● **Work item**: For this exercise, restate the records word for word.

Web page and app entries:
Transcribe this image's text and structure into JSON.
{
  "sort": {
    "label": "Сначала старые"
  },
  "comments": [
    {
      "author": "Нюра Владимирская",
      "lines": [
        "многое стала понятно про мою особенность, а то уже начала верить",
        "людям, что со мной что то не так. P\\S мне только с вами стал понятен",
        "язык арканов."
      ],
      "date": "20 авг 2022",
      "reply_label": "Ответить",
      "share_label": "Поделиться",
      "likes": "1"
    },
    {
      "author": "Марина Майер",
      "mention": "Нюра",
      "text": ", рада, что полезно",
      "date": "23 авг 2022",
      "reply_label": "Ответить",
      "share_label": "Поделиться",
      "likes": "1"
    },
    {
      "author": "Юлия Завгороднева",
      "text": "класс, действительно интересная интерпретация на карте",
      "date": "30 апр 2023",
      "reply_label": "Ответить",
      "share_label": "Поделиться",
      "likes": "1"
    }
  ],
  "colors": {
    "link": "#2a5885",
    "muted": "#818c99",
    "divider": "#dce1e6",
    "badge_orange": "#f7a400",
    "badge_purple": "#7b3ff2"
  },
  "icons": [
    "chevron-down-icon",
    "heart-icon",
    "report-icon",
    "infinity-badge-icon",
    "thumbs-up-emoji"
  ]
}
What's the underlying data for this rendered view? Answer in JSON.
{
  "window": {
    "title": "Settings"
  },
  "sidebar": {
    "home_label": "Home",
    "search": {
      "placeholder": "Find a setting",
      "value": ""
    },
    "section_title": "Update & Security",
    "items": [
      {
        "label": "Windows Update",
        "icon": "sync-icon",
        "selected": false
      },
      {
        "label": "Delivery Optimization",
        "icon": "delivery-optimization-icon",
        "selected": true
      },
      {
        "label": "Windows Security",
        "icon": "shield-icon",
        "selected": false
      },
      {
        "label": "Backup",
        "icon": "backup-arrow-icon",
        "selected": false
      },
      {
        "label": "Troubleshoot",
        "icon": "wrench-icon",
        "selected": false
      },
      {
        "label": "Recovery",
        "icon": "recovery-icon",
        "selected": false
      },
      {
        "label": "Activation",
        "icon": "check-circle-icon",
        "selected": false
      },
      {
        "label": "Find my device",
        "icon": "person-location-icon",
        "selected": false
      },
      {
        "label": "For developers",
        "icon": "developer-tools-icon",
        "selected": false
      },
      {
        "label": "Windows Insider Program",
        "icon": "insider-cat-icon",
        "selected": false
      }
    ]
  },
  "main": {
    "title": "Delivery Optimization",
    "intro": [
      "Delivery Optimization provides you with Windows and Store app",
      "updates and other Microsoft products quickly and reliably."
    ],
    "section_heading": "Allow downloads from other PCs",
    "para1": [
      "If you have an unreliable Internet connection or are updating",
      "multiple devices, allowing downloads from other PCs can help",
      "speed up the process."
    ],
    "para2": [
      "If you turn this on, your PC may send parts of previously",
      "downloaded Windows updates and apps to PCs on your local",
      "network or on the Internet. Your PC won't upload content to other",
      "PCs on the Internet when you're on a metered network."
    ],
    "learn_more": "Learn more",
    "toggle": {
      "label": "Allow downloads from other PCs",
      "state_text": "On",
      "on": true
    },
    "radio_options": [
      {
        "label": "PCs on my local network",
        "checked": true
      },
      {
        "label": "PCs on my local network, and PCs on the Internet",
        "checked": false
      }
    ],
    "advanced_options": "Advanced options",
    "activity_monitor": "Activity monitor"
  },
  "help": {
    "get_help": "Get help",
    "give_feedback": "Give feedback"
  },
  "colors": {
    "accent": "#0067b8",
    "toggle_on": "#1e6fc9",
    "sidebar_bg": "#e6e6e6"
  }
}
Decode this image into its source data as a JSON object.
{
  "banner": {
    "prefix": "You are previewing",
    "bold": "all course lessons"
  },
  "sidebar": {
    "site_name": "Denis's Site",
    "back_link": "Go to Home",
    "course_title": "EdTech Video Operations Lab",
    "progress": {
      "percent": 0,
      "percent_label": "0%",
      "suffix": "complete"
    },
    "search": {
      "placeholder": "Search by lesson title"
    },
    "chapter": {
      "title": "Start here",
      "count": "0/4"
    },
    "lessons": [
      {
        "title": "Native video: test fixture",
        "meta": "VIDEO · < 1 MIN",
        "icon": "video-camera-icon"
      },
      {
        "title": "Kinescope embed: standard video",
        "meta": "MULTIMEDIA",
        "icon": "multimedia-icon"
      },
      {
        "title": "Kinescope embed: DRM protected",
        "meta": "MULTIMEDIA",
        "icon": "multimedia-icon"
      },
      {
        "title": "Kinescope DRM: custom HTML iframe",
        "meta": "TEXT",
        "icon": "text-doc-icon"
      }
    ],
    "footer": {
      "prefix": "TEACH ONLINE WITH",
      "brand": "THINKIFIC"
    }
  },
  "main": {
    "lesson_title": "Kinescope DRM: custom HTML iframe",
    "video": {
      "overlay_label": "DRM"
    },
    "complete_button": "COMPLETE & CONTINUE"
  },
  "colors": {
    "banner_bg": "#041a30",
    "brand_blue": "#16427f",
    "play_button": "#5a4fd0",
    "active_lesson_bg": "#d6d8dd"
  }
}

● **Solution for this problem**:
Transcribe this image's text and structure into JSON.
{
  "sort": {
    "label": "Сначала старые"
  },
  "comments": [
    {
      "author": "Нюра Владимирская",
      "lines": [
        "многое стала понятно про мою особенность, а то уже начала верить",
        "людям, что со мной что то не так. P\\S мне только с вами стал понятен",
        "язык арканов."
      ],
      "date": "20 авг 2022",
      "reply_label": "Ответить",
      "share_label": "Поделиться",
      "likes": "1"
    },
    {
      "author": "Марина Майер",
      "mention": "Нюра",
      "text": ", рада, что полезно",
      "date": "23 авг 2022",
      "reply_label": "Ответить",
      "share_label": "Поделиться",
      "likes": "1"
    },
    {
      "author": "Юлия Завгороднева",
      "text": "класс, действительно интересная интерпретация на карте",
      "date": "30 апр 2023",
      "reply_label": "Ответить",
      "share_label": "Поделиться",
      "likes": "1"
    }
  ],
  "colors": {
    "link": "#2a5885",
    "muted": "#818c99",
    "divider": "#dce1e6",
    "badge_orange": "#f7a400",
    "badge_purple": "#7b3ff2"
  },
  "icons": [
    "chevron-down-icon",
    "heart-icon",
    "report-icon",
    "infinity-badge-icon",
    "thumbs-up-emoji"
  ]
}
What's the underlying data for this rendered view? Answer in JSON.
{
  "window": {
    "title": "Settings"
  },
  "sidebar": {
    "home_label": "Home",
    "search": {
      "placeholder": "Find a setting",
      "value": ""
    },
    "section_title": "Update & Security",
    "items": [
      {
        "label": "Windows Update",
        "icon": "sync-icon",
        "selected": false
      },
      {
        "label": "Delivery Optimization",
        "icon": "delivery-optimization-icon",
        "selected": true
      },
      {
        "label": "Windows Security",
        "icon": "shield-icon",
        "selected": false
      },
      {
        "label": "Backup",
        "icon": "backup-arrow-icon",
        "selected": false
      },
      {
        "label": "Troubleshoot",
        "icon": "wrench-icon",
        "selected": false
      },
      {
        "label": "Recovery",
        "icon": "recovery-icon",
        "selected": false
      },
      {
        "label": "Activation",
        "icon": "check-circle-icon",
        "selected": false
      },
      {
        "label": "Find my device",
        "icon": "person-location-icon",
        "selected": false
      },
      {
        "label": "For developers",
        "icon": "developer-tools-icon",
        "selected": false
      },
      {
        "label": "Windows Insider Program",
        "icon": "insider-cat-icon",
        "selected": false
      }
    ]
  },
  "main": {
    "title": "Delivery Optimization",
    "intro": [
      "Delivery Optimization provides you with Windows and Store app",
      "updates and other Microsoft products quickly and reliably."
    ],
    "section_heading": "Allow downloads from other PCs",
    "para1": [
      "If you have an unreliable Internet connection or are updating",
      "multiple devices, allowing downloads from other PCs can help",
      "speed up the process."
    ],
    "para2": [
      "If you turn this on, your PC may send parts of previously",
      "downloaded Windows updates and apps to PCs on your local",
      "network or on the Internet. Your PC won't upload content to other",
      "PCs on the Internet when you're on a metered network."
    ],
    "learn_more": "Learn more",
    "toggle": {
      "label": "Allow downloads from other PCs",
      "state_text": "On",
      "on": true
    },
    "radio_options": [
      {
        "label": "PCs on my local network",
        "checked": true
      },
      {
        "label": "PCs on my local network, and PCs on the Internet",
        "checked": false
      }
    ],
    "advanced_options": "Advanced options",
    "activity_monitor": "Activity monitor"
  },
  "help": {
    "get_help": "Get help",
    "give_feedback": "Give feedback"
  },
  "colors": {
    "accent": "#0067b8",
    "toggle_on": "#1e6fc9",
    "sidebar_bg": "#e6e6e6"
  }
}
Decode this image into its source data as a JSON object.
{
  "banner": {
    "prefix": "You are previewing",
    "bold": "all course lessons"
  },
  "sidebar": {
    "site_name": "Denis's Site",
    "back_link": "Go to Home",
    "course_title": "EdTech Video Operations Lab",
    "progress": {
      "percent": 0,
      "percent_label": "0%",
      "suffix": "complete"
    },
    "search": {
      "placeholder": "Search by lesson title"
    },
    "chapter": {
      "title": "Start here",
      "count": "0/4"
    },
    "lessons": [
      {
        "title": "Native video: test fixture",
        "meta": "VIDEO · < 1 MIN",
        "icon": "video-camera-icon"
      },
      {
        "title": "Kinescope embed: standard video",
        "meta": "MULTIMEDIA",
        "icon": "multimedia-icon"
      },
      {
        "title": "Kinescope embed: DRM protected",
        "meta": "MULTIMEDIA",
        "icon": "multimedia-icon"
      },
      {
        "title": "Kinescope DRM: custom HTML iframe",
        "meta": "TEXT",
        "icon": "text-doc-icon"
      }
    ],
    "footer": {
      "prefix": "TEACH ONLINE WITH",
      "brand": "THINKIFIC"
    }
  },
  "main": {
    "lesson_title": "Kinescope DRM: custom HTML iframe",
    "video": {
      "overlay_label": "DRM"
    },
    "complete_button": "COMPLETE & CONTINUE"
  },
  "colors": {
    "banner_bg": "#041a30",
    "brand_blue": "#16427f",
    "play_button": "#5a4fd0",
    "active_lesson_bg": "#d6d8dd"
  }
}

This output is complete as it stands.